TO DO: The answer must be the complete listing, reproduced exactly.

EXERCISE INPUT:
———
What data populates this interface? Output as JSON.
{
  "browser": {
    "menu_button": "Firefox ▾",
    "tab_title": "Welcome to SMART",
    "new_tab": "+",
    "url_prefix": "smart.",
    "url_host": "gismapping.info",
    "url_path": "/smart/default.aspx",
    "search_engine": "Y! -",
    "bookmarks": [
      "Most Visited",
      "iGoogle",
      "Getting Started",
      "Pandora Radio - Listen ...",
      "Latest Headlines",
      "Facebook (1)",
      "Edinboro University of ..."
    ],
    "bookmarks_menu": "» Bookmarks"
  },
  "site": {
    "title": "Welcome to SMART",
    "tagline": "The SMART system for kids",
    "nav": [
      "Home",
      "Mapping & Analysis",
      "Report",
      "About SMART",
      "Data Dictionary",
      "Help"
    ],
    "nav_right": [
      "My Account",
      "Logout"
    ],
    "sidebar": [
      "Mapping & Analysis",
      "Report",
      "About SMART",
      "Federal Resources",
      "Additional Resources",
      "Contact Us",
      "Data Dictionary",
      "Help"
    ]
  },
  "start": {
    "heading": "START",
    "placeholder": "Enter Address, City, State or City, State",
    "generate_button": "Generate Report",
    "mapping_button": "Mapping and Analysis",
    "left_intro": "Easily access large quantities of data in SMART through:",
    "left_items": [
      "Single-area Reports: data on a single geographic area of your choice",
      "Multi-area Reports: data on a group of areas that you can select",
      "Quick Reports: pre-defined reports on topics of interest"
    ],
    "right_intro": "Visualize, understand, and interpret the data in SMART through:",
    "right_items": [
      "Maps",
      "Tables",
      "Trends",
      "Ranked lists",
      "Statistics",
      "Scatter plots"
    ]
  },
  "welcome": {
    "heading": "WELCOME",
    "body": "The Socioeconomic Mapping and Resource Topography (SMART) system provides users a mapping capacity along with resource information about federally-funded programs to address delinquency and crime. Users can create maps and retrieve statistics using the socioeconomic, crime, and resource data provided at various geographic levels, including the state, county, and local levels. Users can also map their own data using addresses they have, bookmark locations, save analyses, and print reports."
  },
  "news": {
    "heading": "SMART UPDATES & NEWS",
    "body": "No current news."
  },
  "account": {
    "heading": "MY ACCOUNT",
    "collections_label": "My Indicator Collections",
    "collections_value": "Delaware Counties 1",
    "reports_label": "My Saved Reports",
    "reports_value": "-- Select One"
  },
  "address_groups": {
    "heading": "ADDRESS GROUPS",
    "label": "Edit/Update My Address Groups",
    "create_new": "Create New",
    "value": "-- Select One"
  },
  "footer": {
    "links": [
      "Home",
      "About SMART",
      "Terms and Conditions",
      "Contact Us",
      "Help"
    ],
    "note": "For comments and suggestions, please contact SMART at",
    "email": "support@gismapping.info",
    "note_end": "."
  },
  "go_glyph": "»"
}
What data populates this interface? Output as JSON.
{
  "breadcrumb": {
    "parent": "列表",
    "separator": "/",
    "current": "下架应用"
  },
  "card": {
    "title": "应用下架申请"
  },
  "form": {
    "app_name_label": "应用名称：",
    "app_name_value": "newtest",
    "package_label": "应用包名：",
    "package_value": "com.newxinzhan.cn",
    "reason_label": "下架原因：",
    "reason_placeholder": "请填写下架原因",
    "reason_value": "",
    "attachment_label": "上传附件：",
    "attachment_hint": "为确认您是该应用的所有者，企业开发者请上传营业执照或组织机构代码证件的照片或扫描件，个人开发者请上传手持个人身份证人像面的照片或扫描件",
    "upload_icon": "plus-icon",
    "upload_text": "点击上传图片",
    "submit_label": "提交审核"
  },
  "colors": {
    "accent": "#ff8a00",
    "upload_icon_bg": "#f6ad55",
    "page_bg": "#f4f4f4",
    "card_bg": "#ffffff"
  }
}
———
RESULT BELOW:
What data populates this interface? Output as JSON.
{
  "browser": {
    "menu_button": "Firefox ▾",
    "tab_title": "Welcome to SMART",
    "new_tab": "+",
    "url_prefix": "smart.",
    "url_host": "gismapping.info",
    "url_path": "/smart/default.aspx",
    "search_engine": "Y! -",
    "bookmarks": [
      "Most Visited",
      "iGoogle",
      "Getting Started",
      "Pandora Radio - Listen ...",
      "Latest Headlines",
      "Facebook (1)",
      "Edinboro University of ..."
    ],
    "bookmarks_menu": "» Bookmarks"
  },
  "site": {
    "title": "Welcome to SMART",
    "tagline": "The SMART system for kids",
    "nav": [
      "Home",
      "Mapping & Analysis",
      "Report",
      "About SMART",
      "Data Dictionary",
      "Help"
    ],
    "nav_right": [
      "My Account",
      "Logout"
    ],
    "sidebar": [
      "Mapping & Analysis",
      "Report",
      "About SMART",
      "Federal Resources",
      "Additional Resources",
      "Contact Us",
      "Data Dictionary",
      "Help"
    ]
  },
  "start": {
    "heading": "START",
    "placeholder": "Enter Address, City, State or City, State",
    "generate_button": "Generate Report",
    "mapping_button": "Mapping and Analysis",
    "left_intro": "Easily access large quantities of data in SMART through:",
    "left_items": [
      "Single-area Reports: data on a single geographic area of your choice",
      "Multi-area Reports: data on a group of areas that you can select",
      "Quick Reports: pre-defined reports on topics of interest"
    ],
    "right_intro": "Visualize, understand, and interpret the data in SMART through:",
    "right_items": [
      "Maps",
      "Tables",
      "Trends",
      "Ranked lists",
      "Statistics",
      "Scatter plots"
    ]
  },
  "welcome": {
    "heading": "WELCOME",
    "body": "The Socioeconomic Mapping and Resource Topography (SMART) system provides users a mapping capacity along with resource information about federally-funded programs to address delinquency and crime. Users can create maps and retrieve statistics using the socioeconomic, crime, and resource data provided at various geographic levels, including the state, county, and local levels. Users can also map their own data using addresses they have, bookmark locations, save analyses, and print reports."
  },
  "news": {
    "heading": "SMART UPDATES & NEWS",
    "body": "No current news."
  },
  "account": {
    "heading": "MY ACCOUNT",
    "collections_label": "My Indicator Collections",
    "collections_value": "Delaware Counties 1",
    "reports_label": "My Saved Reports",
    "reports_value": "-- Select One"
  },
  "address_groups": {
    "heading": "ADDRESS GROUPS",
    "label": "Edit/Update My Address Groups",
    "create_new": "Create New",
    "value": "-- Select One"
  },
  "footer": {
    "links": [
      "Home",
      "About SMART",
      "Terms and Conditions",
      "Contact Us",
      "Help"
    ],
    "note": "For comments and suggestions, please contact SMART at",
    "email": "support@gismapping.info",
    "note_end": "."
  },
  "go_glyph": "»"
}
What data populates this interface? Output as JSON.
{
  "breadcrumb": {
    "parent": "列表",
    "separator": "/",
    "current": "下架应用"
  },
  "card": {
    "title": "应用下架申请"
  },
  "form": {
    "app_name_label": "应用名称：",
    "app_name_value": "newtest",
    "package_label": "应用包名：",
    "package_value": "com.newxinzhan.cn",
    "reason_label": "下架原因：",
    "reason_placeholder": "请填写下架原因",
    "reason_value": "",
    "attachment_label": "上传附件：",
    "attachment_hint": "为确认您是该应用的所有者，企业开发者请上传营业执照或组织机构代码证件的照片或扫描件，个人开发者请上传手持个人身份证人像面的照片或扫描件",
    "upload_icon": "plus-icon",
    "upload_text": "点击上传图片",
    "submit_label": "提交审核"
  },
  "colors": {
    "accent": "#ff8a00",
    "upload_icon_bg": "#f6ad55",
    "page_bg": "#f4f4f4",
    "card_bg": "#ffffff"
  }
}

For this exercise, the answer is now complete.